Your Clients' Toughest Retirement Decision
Want to trigger an impassioned debate? Ask a group of advisors about the choice between systematic withdrawal plans (SWPs) and single-premium immediate annuities (SPIAs). Fee-only advisors are loath to cede control of client assets to an insurance company that might someday default, while annuity advocates fire back that only their strategies provide a lifetime income guarantee.
While I’m not taking sides in this feud, I would like to highlight some of the key issues that divide these opposing camps. These include the value of the historical record, the validity of research assumptions, biases in advisor recommendations, the role of fraud and cognitive decline, taxes, and the potential for self-annuitization.
A client following an SWP invests her assets at the start of retirement and withdraws funds over her lifetime. The key determinants of whether such a plan will succeed – meaning that the client will not outlive her funds – are the rate-of-return on the invested assets and the rate at which the client withdraws funds. By contrast, a retiree could instead purchase a SPIA from an insurance company and receive known payments for the rest of his life.
The basic case for systematic withdrawals is that, by calibrating a client’s withdrawal rate to what would have always worked in the past, a client can obtain a sustainable income stream for life similar to what SPIAs currently provide. Even better, systematic withdrawals allow clients to maintain control over and flexibility of their assets, and they retain the ability to bequeath any remaining assets. More often than not, using a safe withdrawal rate will allow a client’s wealth to continue multiplying throughout retirement, except in the unfortunate case when that client’s portfolio suffers a sharp decline shortly after the onset of retirement, which is the absolute worst-case scenario for such investors.
Michael Kitces of the Pinnacle Advisory Group recently emphasized in an important blog entry that safe withdrawals rates also provide a floor-with-upside approach, with the potential for greater spending or a growing legacy. What’s more, aside from the uncertainty of health expenses, which complicate any strategy, available evidence suggests that discretionary expenses decrease with age. With some flexibility to make mid-course spending adjustments, systematic withdrawals from a well-diversified portfolio should safely support a spending plan without wealth depletion while also preserving the client’s liquidity and upside potential.

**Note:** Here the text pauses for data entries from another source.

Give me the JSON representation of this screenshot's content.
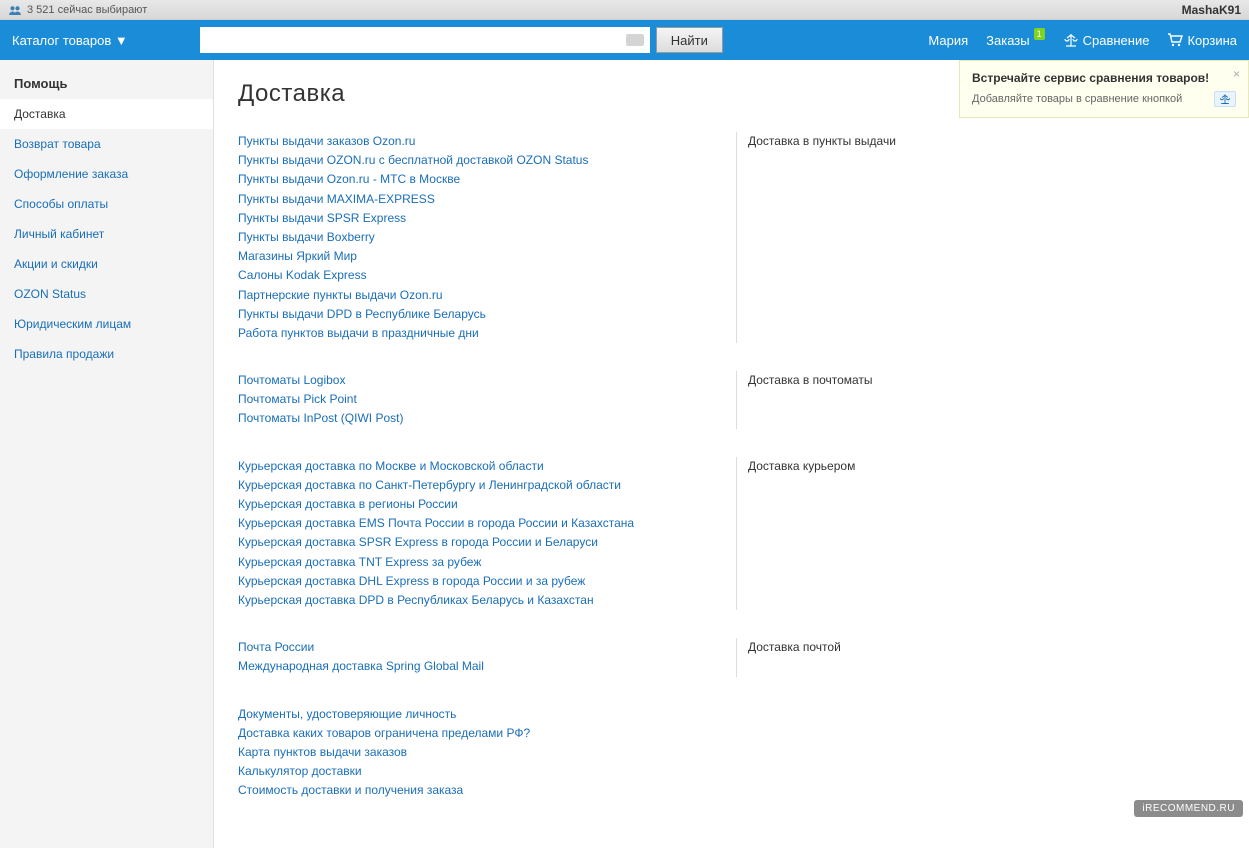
{
  "top_strip": {
    "visitors_text": "3 521 сейчас выбирают",
    "username": "MashaK91"
  },
  "header": {
    "catalog_label": "Каталог товаров ▼",
    "search_button": "Найти",
    "user_name": "Мария",
    "orders_label": "Заказы",
    "orders_badge": "1",
    "compare_label": "Сравнение",
    "cart_label": "Корзина"
  },
  "sidebar": {
    "title": "Помощь",
    "items": [
      "Доставка",
      "Возврат товара",
      "Оформление заказа",
      "Способы оплаты",
      "Личный кабинет",
      "Акции и скидки",
      "OZON Status",
      "Юридическим лицам",
      "Правила продажи"
    ]
  },
  "page": {
    "title": "Доставка"
  },
  "sections": [
    {
      "heading": "Доставка в пункты выдачи",
      "links": [
        "Пункты выдачи заказов Ozon.ru",
        "Пункты выдачи OZON.ru с бесплатной доставкой OZON Status",
        "Пункты выдачи Ozon.ru - МТС в Москве",
        "Пункты выдачи MAXIMA-EXPRESS",
        "Пункты выдачи SPSR Express",
        "Пункты выдачи Boxberry",
        "Магазины Яркий Мир",
        "Салоны Kodak Express",
        "Партнерские пункты выдачи Ozon.ru",
        "Пункты выдачи DPD в Республике Беларусь",
        "Работа пунктов выдачи в праздничные дни"
      ]
    },
    {
      "heading": "Доставка в почтоматы",
      "links": [
        "Почтоматы Logibox",
        "Почтоматы Pick Point",
        "Почтоматы InPost (QIWI Post)"
      ]
    },
    {
      "heading": "Доставка курьером",
      "links": [
        "Курьерская доставка по Москве и Московской области",
        "Курьерская доставка по Санкт-Петербургу и Ленинградской области",
        "Курьерская доставка в регионы России",
        "Курьерская доставка EMS Почта России в города России и Казахстана",
        "Курьерская доставка SPSR Express в города России и Беларуси",
        "Курьерская доставка TNT Express за рубеж",
        "Курьерская доставка DHL Express в города России и за рубеж",
        "Курьерская доставка DPD в Республиках Беларусь и Казахстан"
      ]
    },
    {
      "heading": "Доставка почтой",
      "links": [
        "Почта России",
        "Международная доставка Spring Global Mail"
      ]
    },
    {
      "heading": "",
      "links": [
        "Документы, удостоверяющие личность",
        "Доставка каких товаров ограничена пределами РФ?",
        "Карта пунктов выдачи заказов",
        "Калькулятор доставки",
        "Стоимость доставки и получения заказа"
      ]
    }
  ],
  "notify": {
    "title": "Встречайте сервис сравнения товаров!",
    "body": "Добавляйте товары в сравнение кнопкой"
  },
  "watermark": "iRECOMMEND.RU"
}
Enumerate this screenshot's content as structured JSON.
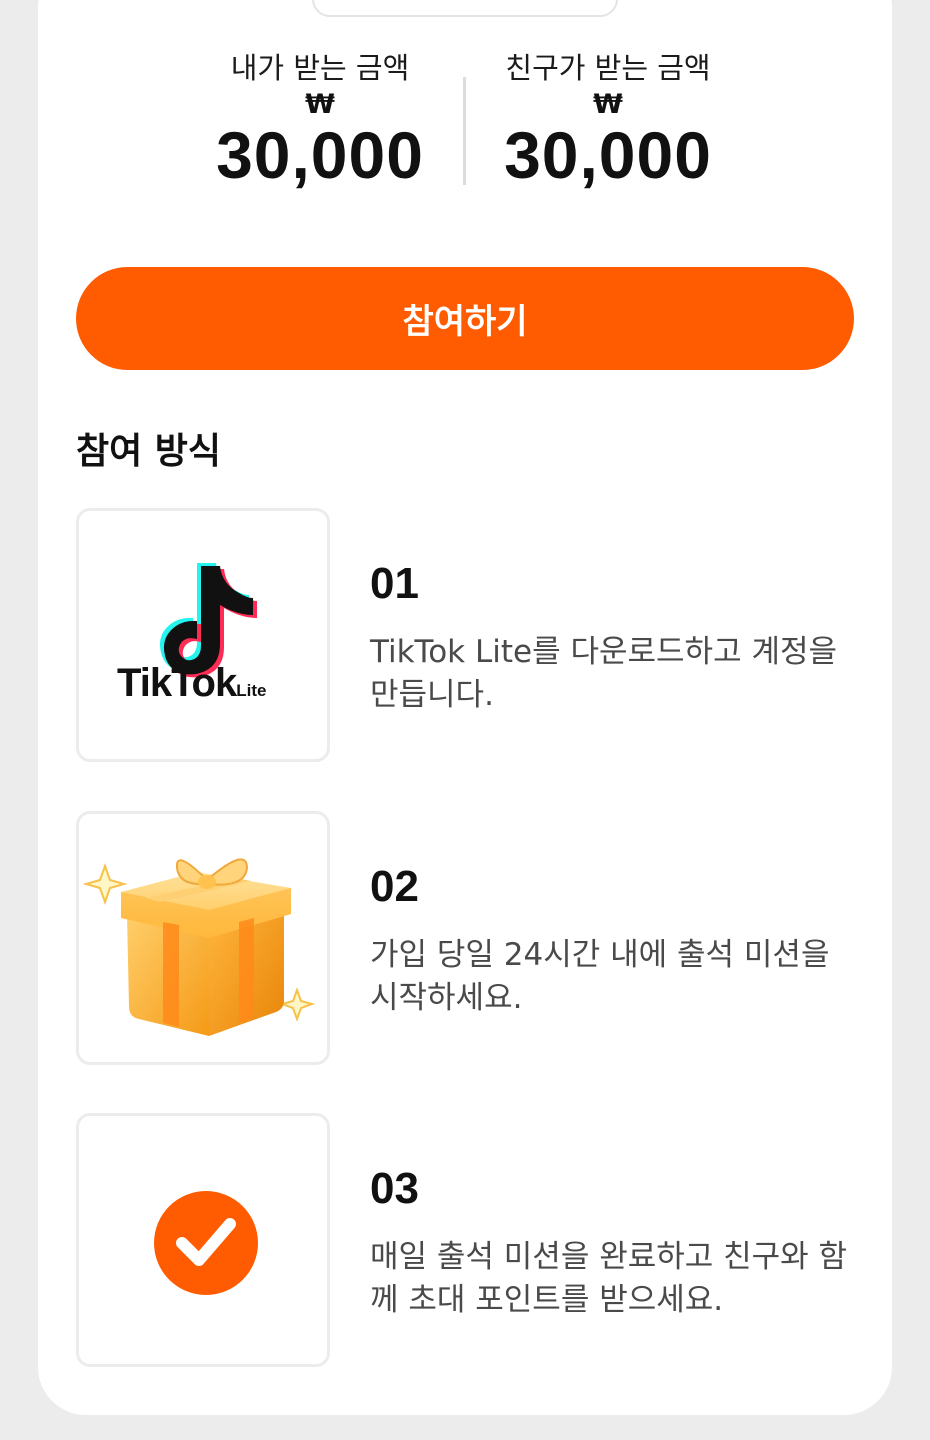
{
  "rewards": {
    "mine": {
      "label": "내가 받는 금액",
      "currency": "₩",
      "amount": "30,000"
    },
    "friend": {
      "label": "친구가 받는 금액",
      "currency": "₩",
      "amount": "30,000"
    }
  },
  "cta": {
    "label": "참여하기"
  },
  "section": {
    "title": "참여 방식"
  },
  "steps": [
    {
      "number": "01",
      "description": "TikTok Lite를 다운로드하고 계정을 만듭니다.",
      "icon": "tiktok-lite-logo",
      "logo_text": "TikTok",
      "logo_sub": "Lite"
    },
    {
      "number": "02",
      "description": "가입 당일 24시간 내에 출석 미션을 시작하세요.",
      "icon": "gift-box-icon"
    },
    {
      "number": "03",
      "description": "매일 출석 미션을 완료하고 친구와 함께 초대 포인트를 받으세요.",
      "icon": "checkmark-circle-icon"
    }
  ],
  "colors": {
    "accent": "#ff5b00",
    "text": "#111111",
    "muted": "#4a4a4a",
    "background": "#ececec"
  }
}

As for SPIAs, each client only gets one opportunity to enjoy a sustainable retirement, and averages are irrelevant when dealing with volatile investments. With an SWP, one may hope for a risk premium from equities, but there is no guarantee that markets will comply. Especially when considering basic spending needs, relying on withdrawals from a volatile SWP portfolio exposes retirees to greater market risk than they may realize. The U.S. record is much too short to have any confidence about a safe withdrawal rate, uncertainty that is amplified in today’s low interest rate environment. The consequences of being unable to meet basic needs because of a bad sequence of market returns could be severe.
While systematic withdrawals force retirees to plan for a longer lifespan than average, the mortality credits provided by annuities (those who die sooner subsidize the payments to those who live longer) allow for payouts to be connected to life expectancies. Annuities provide a risk management tool that helps to protect clients from sequence-of-returns, longevity and market risk.
So there are countervailing benefits to each approach. The question, I’d argue, is not whether to annuitize, but how much to annuitize. Most Americans will find that the optimal answer is not 0% or 100%, but somewhere in between.